> ACTIVITY: Which lines below contain "Valor"? Copy every one of them.

##########

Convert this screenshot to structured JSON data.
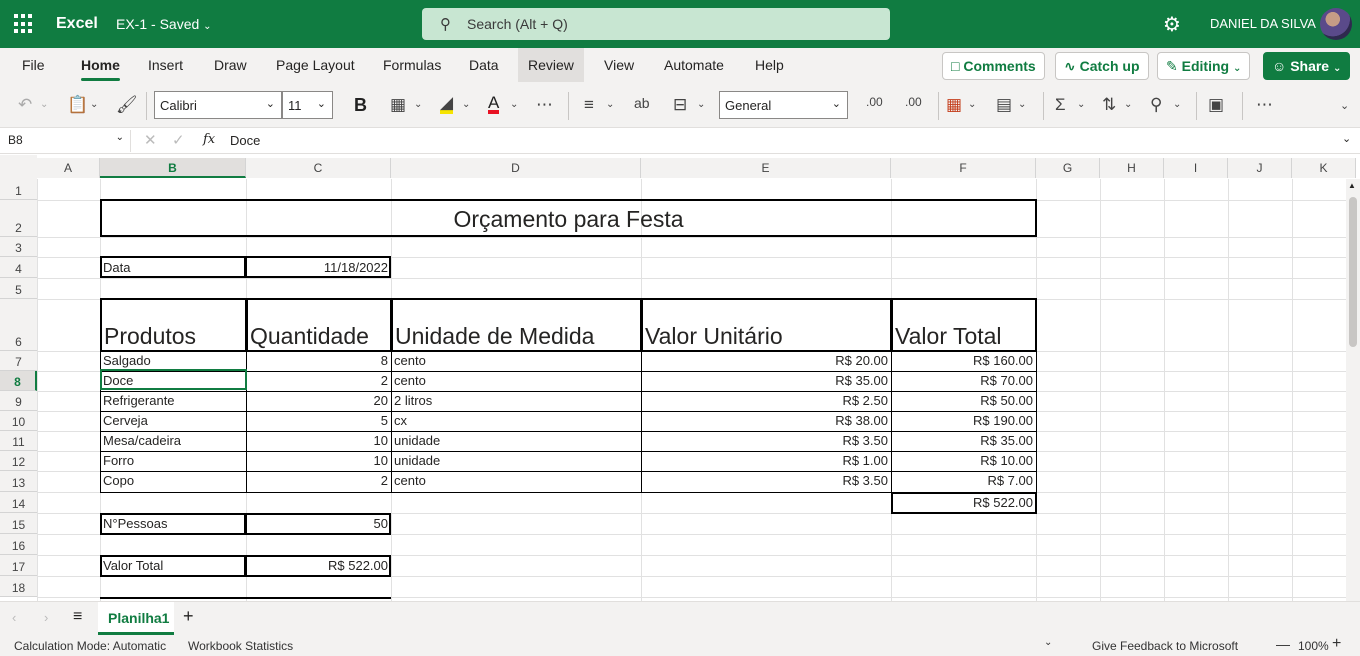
{
  "app": {
    "name": "Excel",
    "doc_name": "EX-1",
    "doc_status": "Saved",
    "search_placeholder": "Search (Alt + Q)",
    "user_name": "DANIEL DA SILVA",
    "brand_color": "#107c41"
  },
  "tabs": [
    "File",
    "Home",
    "Insert",
    "Draw",
    "Page Layout",
    "Formulas",
    "Data",
    "Review",
    "View",
    "Automate",
    "Help"
  ],
  "active_tab": "Home",
  "ribbon_right": {
    "comments": "Comments",
    "catch_up": "Catch up",
    "editing": "Editing",
    "share": "Share"
  },
  "ribbon": {
    "font_name": "Calibri",
    "font_size": "11",
    "number_format": "General"
  },
  "formula_bar": {
    "name_box": "B8",
    "fx": "fx",
    "content": "Doce"
  },
  "columns": [
    "A",
    "B",
    "C",
    "D",
    "E",
    "F",
    "G",
    "H",
    "I",
    "J",
    "K"
  ],
  "rows": [
    "1",
    "2",
    "3",
    "4",
    "5",
    "6",
    "7",
    "8",
    "9",
    "10",
    "11",
    "12",
    "13",
    "14",
    "15",
    "16",
    "17",
    "18"
  ],
  "selected_cell": "B8",
  "sheet": {
    "title": "Orçamento para Festa",
    "date_label": "Data",
    "date_value": "11/18/2022",
    "headers": [
      "Produtos",
      "Quantidade",
      "Unidade de Medida",
      "Valor Unitário",
      "Valor Total"
    ],
    "items": [
      [
        "Salgado",
        "8",
        "cento",
        "R$ 20.00",
        "R$ 160.00"
      ],
      [
        "Doce",
        "2",
        "cento",
        "R$ 35.00",
        "R$ 70.00"
      ],
      [
        "Refrigerante",
        "20",
        "2 litros",
        "R$ 2.50",
        "R$ 50.00"
      ],
      [
        "Cerveja",
        "5",
        "cx",
        "R$ 38.00",
        "R$ 190.00"
      ],
      [
        "Mesa/cadeira",
        "10",
        "unidade",
        "R$ 3.50",
        "R$ 35.00"
      ],
      [
        "Forro",
        "10",
        "unidade",
        "R$ 1.00",
        "R$ 10.00"
      ],
      [
        "Copo",
        "2",
        "cento",
        "R$ 3.50",
        "R$ 7.00"
      ]
    ],
    "sum_total": "R$ 522.00",
    "people_label": "N°Pessoas",
    "people_value": "50",
    "total_label": "Valor Total",
    "total_value": "R$ 522.00"
  },
  "sheet_tabs": {
    "active": "Planilha1"
  },
  "status": {
    "calc_mode": "Calculation Mode: Automatic",
    "workbook_stats": "Workbook Statistics",
    "feedback": "Give Feedback to Microsoft",
    "zoom": "100%"
  }
}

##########

> RESPONSE:
      "Valor Unitário",
      "Valor Total"
    "total_label": "Valor Total",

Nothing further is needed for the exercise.